The Times also reported that the Heritage Foundation and the American Legislative Exchange Council, which is funded by the oil and pharmaceutical industries and the Koch brothers, are working to foment a wave of local anti-union laws, starting in Kentucky, in hopes of precipitating a showdown before the U.S. Supreme Court.
In other words, Warren, Simpson and other counties are pawns in a much larger game. The players don't care if Kentuckians prosper but are intent on holding down wages and benefits, weakening unions and reducing labor's ability to support Democrats.
Given the years of court battles that local right-to-work laws likely face, employers looking at a county with such a law would see uncertainty and possible strife that might well push the new jobs elsewhere.
The innocuously named right-to-work laws are popular in public-opinion polls because most people resent being "forced" into anything, including paying union dues, especially when workers think the union isn't doing much for them. By allowing workers to receive union-negotiated benefits without paying dues, the laws cost unions money and weaken organized labor.
It's instructive to contrast the sneaky way the anti-union laws are being rushed onto the books with the six months of spirited public debate and compromise that preceded the Louisville council's decision on minimum wage.
The increase to $9 an hour over three years will amount to an extra $3,640 a year pre-tax for a full-time worker — not a lot, but almost all of it will flow right back into Louisville's economy.
The public, including 800 United Auto Workers members who make Corvettes in Bowling Green, was cut out of the right-to-work decision.
In Warren County, there was no public notice. Magistrate Tommy Hunt said he didn't know about the ordinance until the morning of the meeting, when it appeared on the agenda as "an Ordinance Relating to the Promotion of Economic Development and Commerce."
He cast the only no vote and said the decision deserved more deliberation and a public hearing — solid points.

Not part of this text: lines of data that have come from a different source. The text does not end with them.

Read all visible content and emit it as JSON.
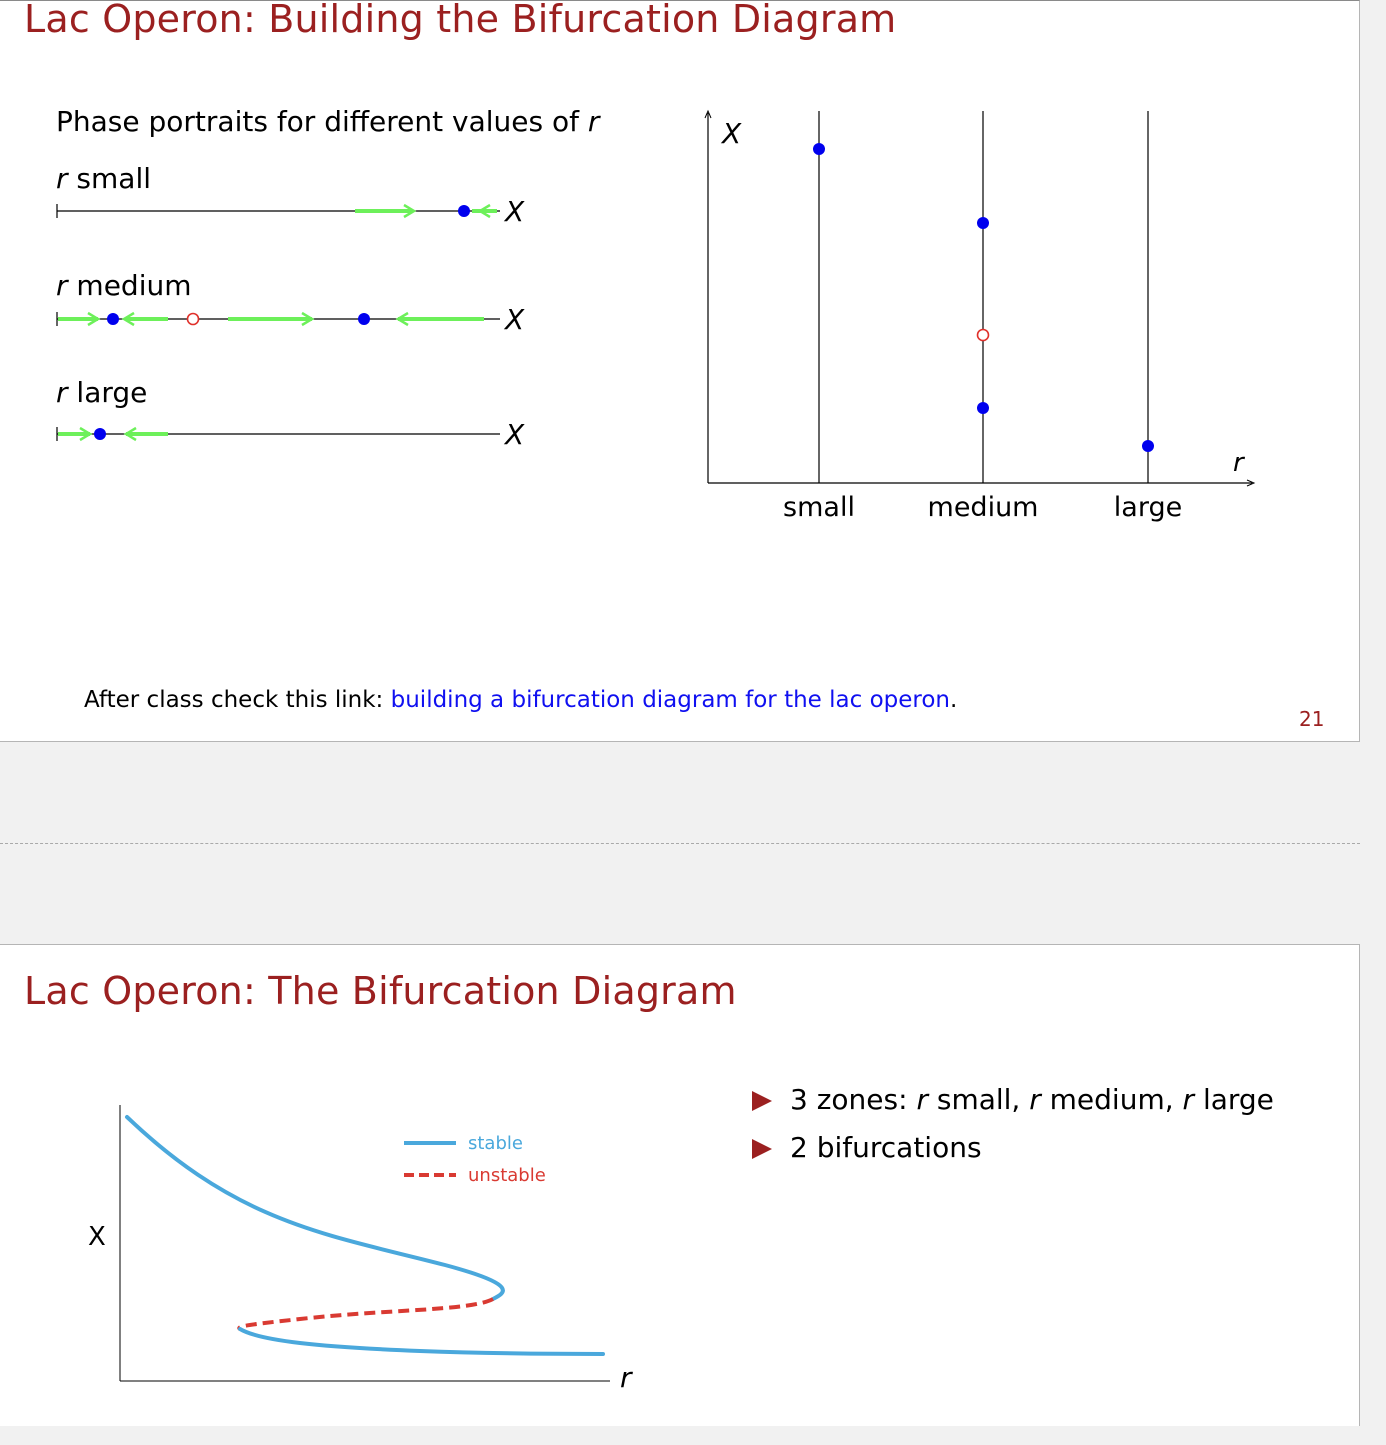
{
  "slide1": {
    "title": "Lac Operon: Building the Bifurcation Diagram",
    "phase_heading": "Phase portraits for different values of ",
    "phase_heading_var": "r",
    "portraits": [
      {
        "var": "r",
        "label": " small",
        "axis_label": "X"
      },
      {
        "var": "r",
        "label": " medium",
        "axis_label": "X"
      },
      {
        "var": "r",
        "label": " large",
        "axis_label": "X"
      }
    ],
    "diagram": {
      "y_label": "X",
      "x_label": "r",
      "categories": [
        "small",
        "medium",
        "large"
      ]
    },
    "footer_prefix": "After class check this link: ",
    "footer_link": "building a bifurcation diagram for the lac operon",
    "footer_suffix": ".",
    "page_number": "21"
  },
  "slide2": {
    "title": "Lac Operon: The Bifurcation Diagram",
    "chart_y_label": "X",
    "chart_x_label": "r",
    "legend_stable": "stable",
    "legend_unstable": "unstable",
    "bullets": [
      {
        "prefix": "3 zones: ",
        "v1": "r",
        "t1": " small, ",
        "v2": "r",
        "t2": " medium, ",
        "v3": "r",
        "t3": " large"
      },
      {
        "text": "2 bifurcations"
      }
    ]
  },
  "colors": {
    "title": "#9b2020",
    "flow_arrow": "#6df05a",
    "stable_point": "#0000ee",
    "unstable_point": "#e0302a",
    "stable_curve": "#4aa8dc",
    "unstable_curve": "#d93a32",
    "link": "#1010f0"
  }
}
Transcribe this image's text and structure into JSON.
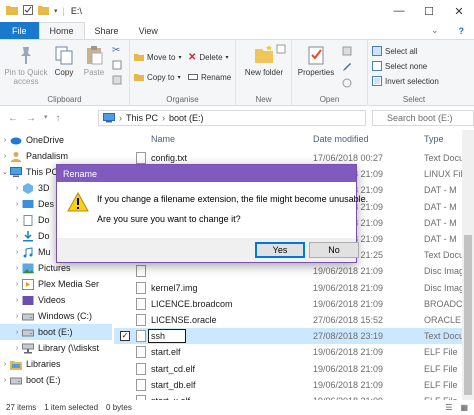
{
  "window": {
    "title": "E:\\"
  },
  "tabs": [
    {
      "label": "File"
    },
    {
      "label": "Home"
    },
    {
      "label": "Share"
    },
    {
      "label": "View"
    }
  ],
  "ribbon": {
    "clipboard": {
      "label": "Clipboard",
      "pin": "Pin to Quick access",
      "copy": "Copy",
      "paste": "Paste"
    },
    "organise": {
      "label": "Organise",
      "move_to": "Move to",
      "copy_to": "Copy to",
      "delete": "Delete",
      "rename": "Rename"
    },
    "new": {
      "label": "New",
      "new_folder": "New folder"
    },
    "open": {
      "label": "Open",
      "properties": "Properties"
    },
    "select": {
      "label": "Select",
      "select_all": "Select all",
      "select_none": "Select none",
      "invert": "Invert selection"
    }
  },
  "address": {
    "this_pc": "This PC",
    "boot": "boot (E:)",
    "search_placeholder": "Search boot (E:)"
  },
  "columns": {
    "name": "Name",
    "date": "Date modified",
    "type": "Type"
  },
  "nav": {
    "items": [
      {
        "label": "OneDrive"
      },
      {
        "label": "Pandalism"
      },
      {
        "label": "This PC"
      },
      {
        "label": "3D"
      },
      {
        "label": "Des"
      },
      {
        "label": "Do"
      },
      {
        "label": "Do"
      },
      {
        "label": "Mu"
      },
      {
        "label": "Pictures"
      },
      {
        "label": "Plex Media Ser"
      },
      {
        "label": "Videos"
      },
      {
        "label": "Windows (C:)"
      },
      {
        "label": "boot (E:)"
      },
      {
        "label": "Library (\\\\diskst"
      },
      {
        "label": "Libraries"
      },
      {
        "label": "boot (E:)"
      }
    ]
  },
  "files": [
    {
      "name": "config.txt",
      "date": "17/06/2018 00:27",
      "type": "Text Docu"
    },
    {
      "name": "",
      "date": "19/06/2018 21:09",
      "type": "LINUX File"
    },
    {
      "name": "",
      "date": "19/06/2018 21:09",
      "type": "DAT - M"
    },
    {
      "name": "",
      "date": "19/06/2018 21:09",
      "type": "DAT - M"
    },
    {
      "name": "",
      "date": "19/06/2018 21:09",
      "type": "DAT - M"
    },
    {
      "name": "",
      "date": "19/06/2018 21:09",
      "type": "DAT - M"
    },
    {
      "name": "",
      "date": "27/08/2018 21:25",
      "type": "Text Docu"
    },
    {
      "name": "",
      "date": "19/06/2018 21:09",
      "type": "Disc Imag"
    },
    {
      "name": "kernel7.img",
      "date": "19/06/2018 21:09",
      "type": "Disc Imag"
    },
    {
      "name": "LICENCE.broadcom",
      "date": "19/06/2018 21:09",
      "type": "BROADCO"
    },
    {
      "name": "LICENSE.oracle",
      "date": "27/06/2018 15:52",
      "type": "ORACLE F"
    },
    {
      "name": "ssh",
      "date": "27/08/2018 23:19",
      "type": "Text Docu"
    },
    {
      "name": "start.elf",
      "date": "19/06/2018 21:09",
      "type": "ELF File"
    },
    {
      "name": "start_cd.elf",
      "date": "19/06/2018 21:09",
      "type": "ELF File"
    },
    {
      "name": "start_db.elf",
      "date": "19/06/2018 21:09",
      "type": "ELF File"
    },
    {
      "name": "start_x.elf",
      "date": "19/06/2018 21:09",
      "type": "ELF File"
    }
  ],
  "status": {
    "items": "27 items",
    "selected": "1 item selected",
    "size": "0 bytes"
  },
  "dialog": {
    "title": "Rename",
    "message1": "If you change a filename extension, the file might become unusable.",
    "message2": "Are you sure you want to change it?",
    "yes": "Yes",
    "no": "No"
  },
  "colors": {
    "file_tab": "#1979ca",
    "dialog_title": "#7f5bbf",
    "selection": "#cce8ff"
  }
}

If local right-to-work laws are such a great idea, their proponents should be willing to defend them in open debates with plenty of public notice.